Wilton legislator raises zoning, affordable housing issues
WILTON — Although changes to existing zoning laws and affordable housing are not on the agenda for this month’s special session in the state legislature, the topic is gathering steam.
State Rep. Gail Lavielle, R-143, came before the Wilton Board of Selectmen on July 21 to discuss those issues.
“I thought it was important to give people the facts on what is out there,” she said.
A coalition called Desegregate CT, she said, has been formed to address housing disparities in the state and is pressing for changes to existing zoning laws they believe are creating segregation and inequality.
The coalition was formed by Sara Bronin, an architect and law professor at the University of Connecticut who is also the wife of the mayor of Hartford.
On its website, the group’s platform includes a number of changes it would like to see made to the state’s zoning regulations:
Enable ‘Accessory Apartments’ by providing that one accessory apartment be allowed as-of-right on a large, single-family lot, as long as an apartment is under a certain size (maximum 1,200 square feet), and it satisfies the building code.
Allow two-to-four-unit, small-scale development in 50 percent of the area within a half-mile radius of fixed transit stations and a quarter-mile radius of commercial corridors.
Provide that 10 percent of land in towns with 5,000-plus residents be zoned for two-to-four-unit, small-scale developments, multifamily housing, or mixed-use buildings.
Cap parking requirements at 1 space for a studio or one-bedroom unit and two spaces for a two-plus bedroom unit.
Require multi-family buildings to be treated the same as other residential buildings when it comes to special permit reviews or public hearings.
Require land use commissioners to complete four hours of training per year.
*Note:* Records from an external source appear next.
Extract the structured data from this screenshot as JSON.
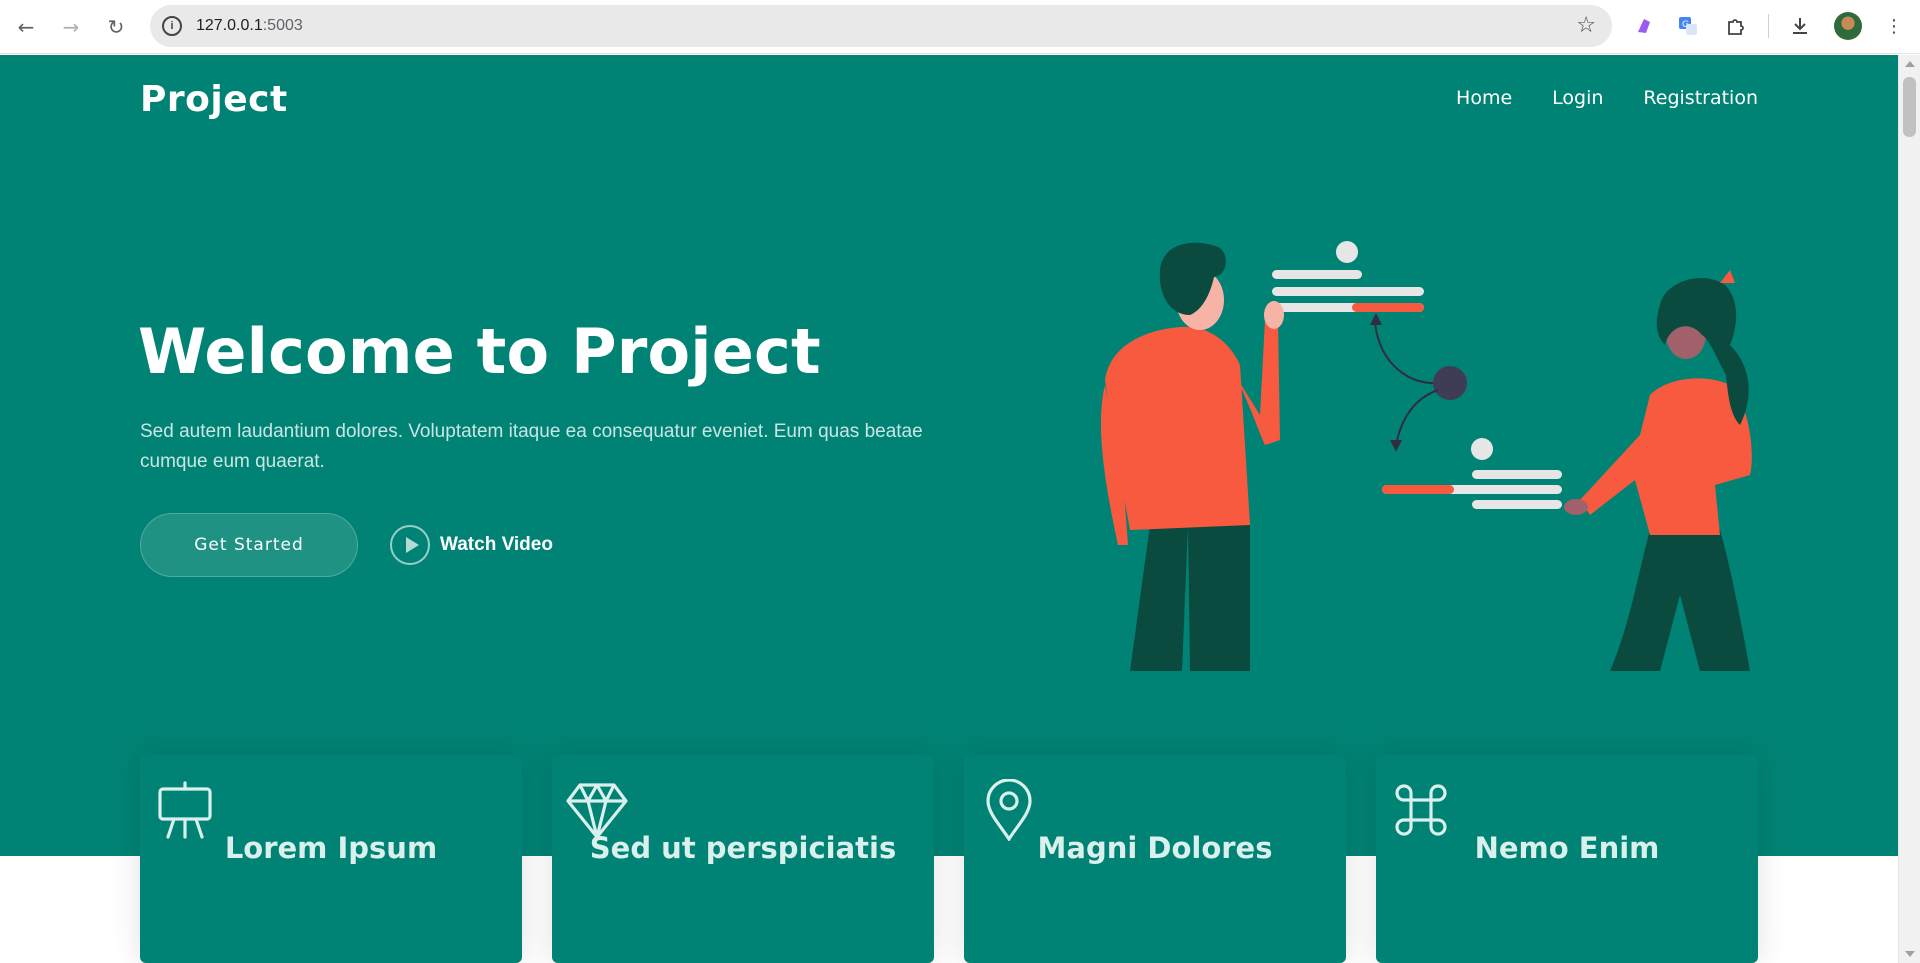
{
  "browser": {
    "url_host": "127.0.0.1",
    "url_port": ":5003"
  },
  "nav": {
    "brand": "Project",
    "items": [
      {
        "label": "Home"
      },
      {
        "label": "Login"
      },
      {
        "label": "Registration"
      }
    ]
  },
  "hero": {
    "title": "Welcome to Project",
    "description": "Sed autem laudantium dolores. Voluptatem itaque ea consequatur eveniet. Eum quas beatae cumque eum quaerat.",
    "primary_button": "Get Started",
    "video_button": "Watch Video"
  },
  "features": [
    {
      "title": "Lorem Ipsum",
      "icon": "easel-icon"
    },
    {
      "title": "Sed ut perspiciatis",
      "icon": "gem-icon"
    },
    {
      "title": "Magni Dolores",
      "icon": "map-pin-icon"
    },
    {
      "title": "Nemo Enim",
      "icon": "command-icon"
    }
  ],
  "colors": {
    "primary": "#008374",
    "accent": "#f85a40",
    "dark_green": "#0b4a3f",
    "text_light": "#c9e6e2"
  }
}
Eliminate the consideration of the “character” of an area in approving projects.
Convene a working group to create model zoning regulations that can be adopted locally.
Cap town fees for housing applications and consultants and ensure that multi-family application fees be commensurate with other residential application fees.
Modernize traffic and sewer standards by enabling alternative on-site sewage systems and changing traffic standards from the number of vehicles generated by a development to the more modern “vehicle-miles-traveled’ standard.”
There are two bills supported by Desegregate CT:
Under House Bill 5132, local zoning officials would not be allowed to consider the “character of a district” for particular zoning purposes.
A potential bill, LCO No. 3508, was sponsored by state Sen. Saud Anwar, D-3, co-chairman of the legislature’s Housing Committee. Under 3508, town officials would need to set aside land near train stations and their town center for developers interested in building townhouses, duplexes or other more reasonably priced homes (not single-family residences).
Lavielle also mentioned an editorial written by New Haven Mayor Justin Elicker on July 16, suggesting towns that have less than 10-percent affordable housing should be penalized and pay a tax.
Lavielle, a Wilton resident, said the town was a “leader in inclusionary zoning” in the 1980s and 1990s. “It was one of the first towns to create all-affordable districts for single-family and multi-family homes,” she said, noting Wilton also has several affordability set-asides for renters in multi-family districts.
Wilton has a range of housing options: single-family (including affordable,) townhouses, condos, accessory dwellings, rental apartments with affordable units and seniors and individuals with disabilities housing.
Lavielle commended the town for actively working on ways to increase and diversify its housing stock through the creation of the newly formed Wilton Housing Committee.
“Everyone is interested in this [affordable housing], we need this, and it is being worked on locally, which has a very different connotation than something that is imposed by the state, she said.
Lavielle said she has heard a number of comments about the zoning changes being proposed, such as:
Concern the state must intervene and legislate central control while instituting one-size-fits-all policies and taking away a town’s self-determination.
Someone who bought property with the assurance they would always know what the surrounding structures and densities would look like, would lose that assurance if certain things are eliminated.
The people making the decisions centrally are not accountable to the people locally who are affected by the decisions.
Residents with zoning concerns will need to speak to state officials rather than local town zoning officers.
“I hope this clarifies some of the things people have heard about this issue,” she said.
Zoning issues proposed by Desegregate CT may be brought up in the special September legislative session or in January after the presidential election. Or they may never make it to a vote, Lavielle said.
“I, too, worry about this all being discussed right now,” she said, “just when we are starting to become en vogue again for people who live in New York and big cities. I want to see that move. We have something to offer that people want.
“We have a great town that’s going to work on what it needs to stay a great town — increase its grand list a little and get things moving and make sure we have something to offer for people of all stages of life and backgrounds,” she said.